**Your goal:**
Please return every line below that contains the string "structured".

**Working data:**
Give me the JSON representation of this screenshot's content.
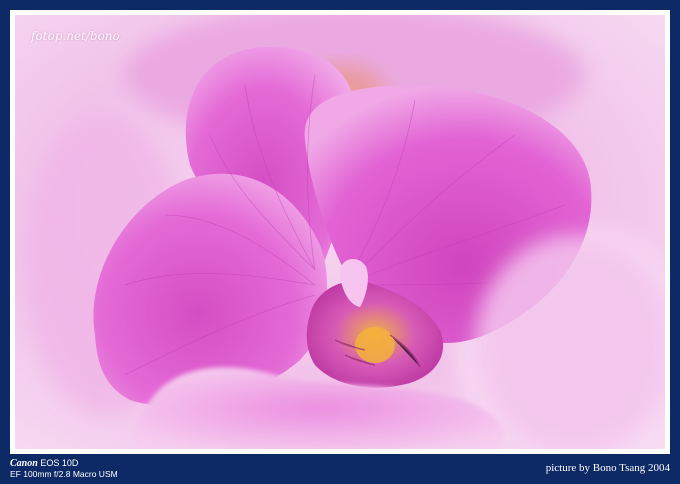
{
  "watermark": "fotop.net/bono",
  "camera": {
    "brand": "Canon",
    "model": "EOS 10D",
    "lens": "EF 100mm f/2.8 Macro USM"
  },
  "credit": "picture by Bono Tsang 2004",
  "colors": {
    "border": "#0d2a66",
    "matte": "#ffffff",
    "petal": "#e05bd0",
    "petal_light": "#f2a9e8",
    "background_blur": "#f4cdee",
    "center_yellow": "#f0a52a"
  }
}
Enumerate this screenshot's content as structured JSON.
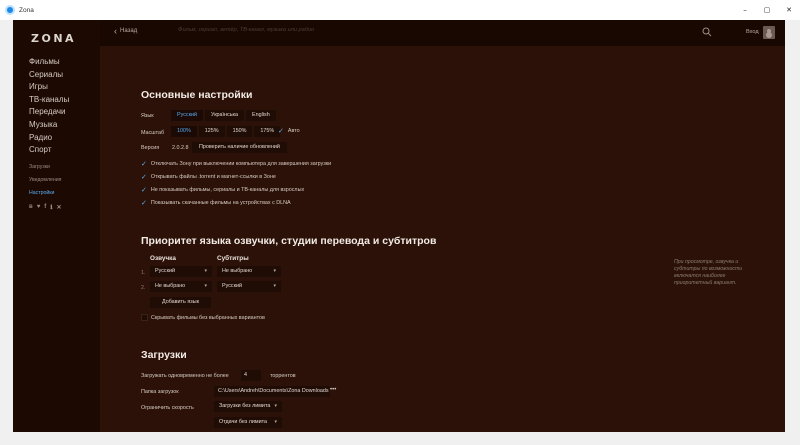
{
  "window": {
    "title": "Zona",
    "controls": [
      "–",
      "▢",
      "✕"
    ]
  },
  "sidebar": {
    "logo": "ZONA",
    "main_items": [
      "Фильмы",
      "Сериалы",
      "Игры",
      "ТВ-каналы",
      "Передачи",
      "Музыка",
      "Радио",
      "Спорт"
    ],
    "sub_items": [
      {
        "label": "Загрузки",
        "active": false
      },
      {
        "label": "Уведомления",
        "active": false
      },
      {
        "label": "Настройки",
        "active": true
      }
    ],
    "socials": [
      "в",
      "♥",
      "f",
      "ℹ",
      "✕"
    ]
  },
  "topbar": {
    "back_label": "Назад",
    "search_placeholder": "Фильм, сериал, актёр, ТВ-канал, музыка или радио",
    "login_label": "Вход"
  },
  "general": {
    "title": "Основные настройки",
    "language_label": "Язык",
    "languages": [
      {
        "label": "Русский",
        "selected": true
      },
      {
        "label": "Українська",
        "selected": false
      },
      {
        "label": "English",
        "selected": false
      }
    ],
    "scale_label": "Масштаб",
    "scales": [
      {
        "label": "100%",
        "selected": true
      },
      {
        "label": "125%",
        "selected": false
      },
      {
        "label": "150%",
        "selected": false
      },
      {
        "label": "175%",
        "selected": false
      }
    ],
    "auto_label": "Авто",
    "version_label": "Версия",
    "version_value": "2.0.2.8",
    "check_updates_label": "Проверить наличие обновлений",
    "checkboxes": [
      "Отключать Зону при выключении компьютера для завершения загрузки",
      "Открывать файлы .torrent и магнет-ссылки в Зоне",
      "Не показывать фильмы, сериалы и ТВ-каналы для взрослых",
      "Показывать скачанные фильмы на устройствах с DLNA"
    ]
  },
  "priority": {
    "title": "Приоритет языка озвучки, студии перевода и субтитров",
    "audio_header": "Озвучка",
    "subs_header": "Субтитры",
    "rows": [
      {
        "num": "1.",
        "audio": "Русский",
        "subs": "Не выбрано"
      },
      {
        "num": "2.",
        "audio": "Не выбрано",
        "subs": "Русский"
      }
    ],
    "add_language_label": "Добавить язык",
    "hide_films_label": "Скрывать фильмы без выбранных вариантов",
    "hint": "При просмотре, озвучка и субтитры по возможности включатся наиболее приоритетный вариант."
  },
  "downloads": {
    "title": "Загрузки",
    "concurrent_label": "Загружать одновременно не более",
    "concurrent_value": "4",
    "concurrent_suffix": "торрентов",
    "folder_label": "Папка загрузок",
    "folder_value": "C:\\Users\\Andreh\\Documents\\Zona Downloads",
    "folder_more": "•••",
    "speed_label": "Ограничить скорость",
    "download_limit": "Загрузки без лимита",
    "upload_limit": "Отдачи без лимита"
  },
  "colors": {
    "accent": "#5aaaf0",
    "background": "#2b1107",
    "sidebar": "#1b0902"
  }
}
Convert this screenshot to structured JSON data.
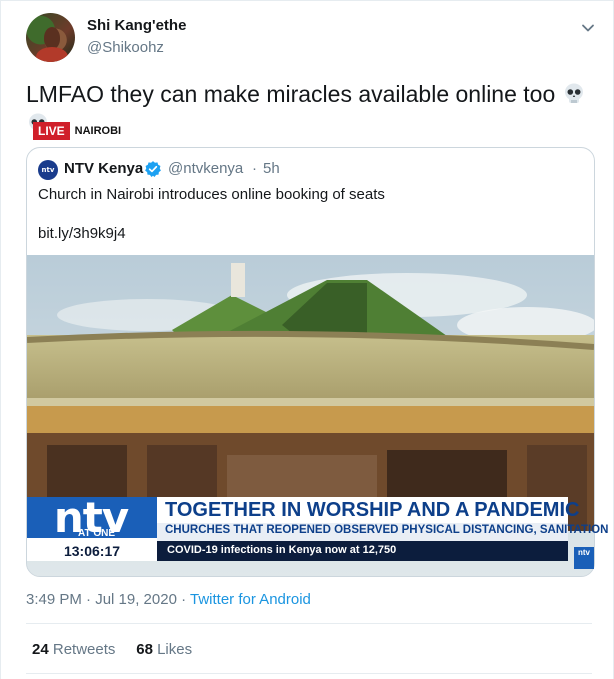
{
  "tweet": {
    "author_name": "Shi Kang'ethe",
    "author_handle": "@Shikoohz",
    "text": "LMFAO they can make miracles available online too",
    "timestamp": "3:49 PM · Jul 19, 2020",
    "meta_sep": " · ",
    "source": "Twitter for Android",
    "retweets_count": "24",
    "retweets_label": "Retweets",
    "likes_count": "68",
    "likes_label": "Likes"
  },
  "quoted_tweet": {
    "author_name": "NTV Kenya",
    "author_handle": "@ntvkenya",
    "dot": "·",
    "time": "5h",
    "text": "Church in Nairobi introduces online booking of seats",
    "link": "bit.ly/3h9k9j4",
    "logo_text": "ntv"
  },
  "broadcast": {
    "live": "LIVE",
    "location": "NAIROBI",
    "logo": "ntv",
    "program": "AT ONE",
    "clock": "13:06:17",
    "headline": "TOGETHER IN WORSHIP AND A PANDEMIC",
    "subheadline": "CHURCHES THAT REOPENED OBSERVED PHYSICAL DISTANCING, SANITATION",
    "ticker": "COVID-19 infections in Kenya now at 12,750",
    "corner_logo": "ntv"
  },
  "icons": {
    "menu": "chevron-down-icon",
    "emoji": "skull-emoji-icon",
    "verified": "verified-badge-icon"
  },
  "colors": {
    "link_blue": "#1b95e0",
    "muted": "#657786",
    "ntv_blue": "#1a5fb8",
    "live_red": "#d01f2a"
  }
}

**Response:**
Enumerate this screenshot's content as structured JSON.
Convert this screenshot to structured JSON data.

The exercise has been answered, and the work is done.